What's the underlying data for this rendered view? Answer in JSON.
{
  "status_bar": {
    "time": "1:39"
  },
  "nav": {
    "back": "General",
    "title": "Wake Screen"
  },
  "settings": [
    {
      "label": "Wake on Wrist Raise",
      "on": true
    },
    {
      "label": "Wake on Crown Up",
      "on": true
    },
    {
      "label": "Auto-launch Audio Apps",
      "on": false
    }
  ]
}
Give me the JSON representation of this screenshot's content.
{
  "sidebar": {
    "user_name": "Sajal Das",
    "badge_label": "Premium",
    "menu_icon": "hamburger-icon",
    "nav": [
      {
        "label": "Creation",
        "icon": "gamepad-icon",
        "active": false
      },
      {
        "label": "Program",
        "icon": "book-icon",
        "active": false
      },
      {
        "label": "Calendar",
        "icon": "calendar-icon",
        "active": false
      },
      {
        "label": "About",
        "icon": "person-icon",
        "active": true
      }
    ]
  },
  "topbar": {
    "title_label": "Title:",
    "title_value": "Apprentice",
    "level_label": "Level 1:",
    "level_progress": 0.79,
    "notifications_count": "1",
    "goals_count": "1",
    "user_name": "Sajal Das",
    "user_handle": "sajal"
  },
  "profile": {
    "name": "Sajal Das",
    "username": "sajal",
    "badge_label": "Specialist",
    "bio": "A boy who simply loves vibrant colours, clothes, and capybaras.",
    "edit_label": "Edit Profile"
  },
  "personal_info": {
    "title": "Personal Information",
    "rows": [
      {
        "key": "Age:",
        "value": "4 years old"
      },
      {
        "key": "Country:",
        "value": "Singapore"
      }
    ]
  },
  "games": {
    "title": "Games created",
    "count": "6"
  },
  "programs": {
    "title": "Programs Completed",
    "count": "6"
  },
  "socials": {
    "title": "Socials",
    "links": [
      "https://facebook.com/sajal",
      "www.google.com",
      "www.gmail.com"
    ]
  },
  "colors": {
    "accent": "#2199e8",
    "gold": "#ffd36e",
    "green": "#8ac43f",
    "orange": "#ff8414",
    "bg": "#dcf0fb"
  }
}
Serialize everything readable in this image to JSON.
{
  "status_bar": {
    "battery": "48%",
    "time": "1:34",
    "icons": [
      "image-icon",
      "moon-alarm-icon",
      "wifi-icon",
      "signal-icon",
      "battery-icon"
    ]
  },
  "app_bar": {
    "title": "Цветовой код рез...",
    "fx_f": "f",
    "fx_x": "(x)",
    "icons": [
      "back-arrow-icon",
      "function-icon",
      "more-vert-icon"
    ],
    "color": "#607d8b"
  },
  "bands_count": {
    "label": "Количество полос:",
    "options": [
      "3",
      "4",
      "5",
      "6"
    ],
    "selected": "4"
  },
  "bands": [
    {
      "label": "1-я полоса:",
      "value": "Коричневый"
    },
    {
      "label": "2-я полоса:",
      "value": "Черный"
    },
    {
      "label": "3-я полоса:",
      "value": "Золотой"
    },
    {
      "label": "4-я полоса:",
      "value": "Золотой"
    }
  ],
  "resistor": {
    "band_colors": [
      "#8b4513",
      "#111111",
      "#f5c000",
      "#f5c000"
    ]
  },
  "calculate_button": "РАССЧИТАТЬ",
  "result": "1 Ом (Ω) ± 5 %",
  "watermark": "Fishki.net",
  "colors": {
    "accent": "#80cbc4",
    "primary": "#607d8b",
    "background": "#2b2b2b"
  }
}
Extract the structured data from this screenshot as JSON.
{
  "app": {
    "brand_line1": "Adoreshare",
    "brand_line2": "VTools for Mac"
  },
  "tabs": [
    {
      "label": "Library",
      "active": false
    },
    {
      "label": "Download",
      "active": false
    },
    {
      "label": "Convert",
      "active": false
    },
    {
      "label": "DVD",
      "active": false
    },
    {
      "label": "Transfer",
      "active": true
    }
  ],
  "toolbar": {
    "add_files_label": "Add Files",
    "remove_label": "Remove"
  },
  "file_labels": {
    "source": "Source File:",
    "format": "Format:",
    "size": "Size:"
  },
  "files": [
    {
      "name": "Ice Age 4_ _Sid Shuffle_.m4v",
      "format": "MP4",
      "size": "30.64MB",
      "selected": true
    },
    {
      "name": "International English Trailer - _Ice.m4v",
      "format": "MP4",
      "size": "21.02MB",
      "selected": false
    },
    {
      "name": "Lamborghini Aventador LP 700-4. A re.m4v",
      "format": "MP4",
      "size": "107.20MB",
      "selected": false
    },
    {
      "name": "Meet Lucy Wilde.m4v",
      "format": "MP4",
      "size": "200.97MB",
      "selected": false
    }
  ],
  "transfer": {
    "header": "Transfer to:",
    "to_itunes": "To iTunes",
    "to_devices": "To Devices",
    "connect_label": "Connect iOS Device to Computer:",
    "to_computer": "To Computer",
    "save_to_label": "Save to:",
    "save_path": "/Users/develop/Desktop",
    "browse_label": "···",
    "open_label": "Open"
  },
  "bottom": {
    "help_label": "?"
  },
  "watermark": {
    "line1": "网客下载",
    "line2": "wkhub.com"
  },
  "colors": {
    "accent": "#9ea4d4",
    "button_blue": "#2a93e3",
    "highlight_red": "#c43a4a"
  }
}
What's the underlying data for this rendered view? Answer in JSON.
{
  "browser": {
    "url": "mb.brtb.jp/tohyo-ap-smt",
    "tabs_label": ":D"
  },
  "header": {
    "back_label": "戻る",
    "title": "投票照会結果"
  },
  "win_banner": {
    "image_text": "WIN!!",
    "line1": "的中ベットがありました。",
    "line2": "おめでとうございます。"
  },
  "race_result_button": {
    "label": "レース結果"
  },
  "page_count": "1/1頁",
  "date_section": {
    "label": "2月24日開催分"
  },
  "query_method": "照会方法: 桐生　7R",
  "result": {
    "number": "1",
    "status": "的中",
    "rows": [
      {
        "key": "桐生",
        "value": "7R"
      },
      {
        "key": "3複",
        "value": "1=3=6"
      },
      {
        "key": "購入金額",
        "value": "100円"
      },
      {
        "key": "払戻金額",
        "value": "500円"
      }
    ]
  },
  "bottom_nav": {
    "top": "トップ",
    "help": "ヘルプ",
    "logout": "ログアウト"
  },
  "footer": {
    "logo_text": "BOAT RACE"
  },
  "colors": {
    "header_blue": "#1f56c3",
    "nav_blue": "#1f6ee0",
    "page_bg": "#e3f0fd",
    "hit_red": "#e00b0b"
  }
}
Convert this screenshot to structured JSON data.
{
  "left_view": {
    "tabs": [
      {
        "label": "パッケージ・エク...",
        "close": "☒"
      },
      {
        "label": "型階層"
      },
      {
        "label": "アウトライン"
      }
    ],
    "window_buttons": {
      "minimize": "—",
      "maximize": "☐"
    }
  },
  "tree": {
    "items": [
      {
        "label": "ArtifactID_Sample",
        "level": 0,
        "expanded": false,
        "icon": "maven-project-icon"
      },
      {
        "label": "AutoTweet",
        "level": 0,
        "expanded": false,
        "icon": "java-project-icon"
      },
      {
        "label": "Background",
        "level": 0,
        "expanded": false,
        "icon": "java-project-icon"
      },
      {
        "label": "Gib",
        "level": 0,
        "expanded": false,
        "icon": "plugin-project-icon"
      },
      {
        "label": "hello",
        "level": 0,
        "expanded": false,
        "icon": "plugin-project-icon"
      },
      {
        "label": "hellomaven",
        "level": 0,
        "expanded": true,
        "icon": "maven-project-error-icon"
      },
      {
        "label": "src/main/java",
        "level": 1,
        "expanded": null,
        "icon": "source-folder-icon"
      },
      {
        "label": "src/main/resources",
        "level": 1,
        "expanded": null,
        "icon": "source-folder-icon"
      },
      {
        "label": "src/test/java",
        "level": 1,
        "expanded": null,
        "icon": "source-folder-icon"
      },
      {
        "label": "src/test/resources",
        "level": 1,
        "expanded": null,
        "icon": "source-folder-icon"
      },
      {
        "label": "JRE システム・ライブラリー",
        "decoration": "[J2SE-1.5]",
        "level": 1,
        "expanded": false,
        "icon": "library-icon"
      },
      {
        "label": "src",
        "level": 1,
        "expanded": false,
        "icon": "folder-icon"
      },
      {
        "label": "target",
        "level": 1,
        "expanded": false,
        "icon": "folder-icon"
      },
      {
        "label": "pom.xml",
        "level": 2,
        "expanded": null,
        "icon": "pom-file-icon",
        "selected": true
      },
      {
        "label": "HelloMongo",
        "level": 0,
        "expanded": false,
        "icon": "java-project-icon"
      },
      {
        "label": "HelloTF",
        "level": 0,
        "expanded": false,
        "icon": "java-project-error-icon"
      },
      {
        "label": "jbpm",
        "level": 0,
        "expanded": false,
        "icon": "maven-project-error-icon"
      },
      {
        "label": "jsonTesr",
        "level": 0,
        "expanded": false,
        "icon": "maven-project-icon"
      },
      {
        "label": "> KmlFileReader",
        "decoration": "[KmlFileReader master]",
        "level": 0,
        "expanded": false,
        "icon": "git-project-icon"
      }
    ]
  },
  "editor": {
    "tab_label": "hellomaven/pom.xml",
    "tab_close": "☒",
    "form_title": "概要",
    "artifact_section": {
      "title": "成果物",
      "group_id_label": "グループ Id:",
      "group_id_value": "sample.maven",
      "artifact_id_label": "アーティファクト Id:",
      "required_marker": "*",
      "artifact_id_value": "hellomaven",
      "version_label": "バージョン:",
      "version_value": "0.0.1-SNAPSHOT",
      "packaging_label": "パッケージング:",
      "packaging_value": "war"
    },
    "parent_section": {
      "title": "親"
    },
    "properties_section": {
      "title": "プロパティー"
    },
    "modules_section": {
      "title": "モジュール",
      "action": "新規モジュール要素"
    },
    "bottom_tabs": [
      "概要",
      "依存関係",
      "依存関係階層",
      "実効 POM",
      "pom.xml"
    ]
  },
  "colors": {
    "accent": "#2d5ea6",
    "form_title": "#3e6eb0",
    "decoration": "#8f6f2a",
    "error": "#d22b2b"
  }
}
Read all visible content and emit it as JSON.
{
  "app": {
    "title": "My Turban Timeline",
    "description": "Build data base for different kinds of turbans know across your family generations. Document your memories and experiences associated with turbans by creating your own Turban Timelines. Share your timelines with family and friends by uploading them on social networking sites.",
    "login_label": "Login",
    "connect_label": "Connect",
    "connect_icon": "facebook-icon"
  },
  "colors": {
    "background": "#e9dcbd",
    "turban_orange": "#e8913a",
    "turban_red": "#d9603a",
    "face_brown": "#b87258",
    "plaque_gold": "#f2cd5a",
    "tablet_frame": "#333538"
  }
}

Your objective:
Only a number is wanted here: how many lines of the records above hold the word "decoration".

Response below:
3